WASHINGTON - The US Supreme Court on Wednesday ruled that Americans injured in a 1997 suicide bombing in Jerusalem cannot seize ancient Persian artifacts from a Chicago museum to satisfy a $71.5 million court judgment against Iran, which they had accused of complicity in the attack.

The justices, in an 8-0 ruling, upheld a lower court decision in favor of Iran that had prevented the plaintiffs from collecting on the judgment, which Tehran has not paid, by obtaining antiquities held at the University of Chicago's Oriental Institute. The important Persian cultural artifacts, on loan to the museum since the 1930s, include clay tablets boasting some of the oldest writing in the world.

Justice Elena Kagan did not participate in the decision.

The decision could make it harder for plaintiffs in other cases arising from militant attacks overseas to seek compensation by seizing and selling off cultural relics owned by foreign countries.

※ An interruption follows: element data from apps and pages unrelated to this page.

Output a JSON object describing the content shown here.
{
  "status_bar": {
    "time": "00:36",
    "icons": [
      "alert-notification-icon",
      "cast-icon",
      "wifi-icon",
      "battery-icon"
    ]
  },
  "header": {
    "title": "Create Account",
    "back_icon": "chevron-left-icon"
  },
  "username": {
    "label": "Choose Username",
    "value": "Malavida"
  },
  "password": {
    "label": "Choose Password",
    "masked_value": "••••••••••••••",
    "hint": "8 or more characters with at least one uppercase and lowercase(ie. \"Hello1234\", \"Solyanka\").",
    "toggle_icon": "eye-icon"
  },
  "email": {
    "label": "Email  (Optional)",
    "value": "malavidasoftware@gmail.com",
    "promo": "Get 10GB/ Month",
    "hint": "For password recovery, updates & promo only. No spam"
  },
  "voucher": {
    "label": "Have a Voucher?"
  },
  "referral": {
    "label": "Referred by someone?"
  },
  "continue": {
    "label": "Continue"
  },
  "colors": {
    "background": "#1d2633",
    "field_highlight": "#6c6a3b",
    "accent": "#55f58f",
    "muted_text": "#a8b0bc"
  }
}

The case required the Supreme Court to determine what types of assets are immune from seizure under the Foreign Sovereign Immunities Act. That 1976 federal law largely shields foreign governments from liability in American courts, except for countries like Iran that have been designated by the US government as state sponsors of terrorism.


Iran is one of several countries and organizations ordered by US courts to pay damages in similar cases, though such orders have been difficult to enforce.

The lawsuit stems from a 1997 attack in which three members of the Islamic militant group Hamas blew themselves up at a crowded pedestrian mall in Jerusalem, killing five people.

Several of the injured, including lead plaintiff Jenny Rubin, and their relatives sued Iran in federal court alleging it had provided material support for the attackers.

Join Jerusalem Post Premium Plus now for just $5 and upgrade your experience with an ads-free website and exclusive content. Click here>>

Related Content

Hacker in a hood
February 18, 2019
Hackers target U.S. government and companies, after withdrawal from nuclear deal

By JERUSALEM POST STAFF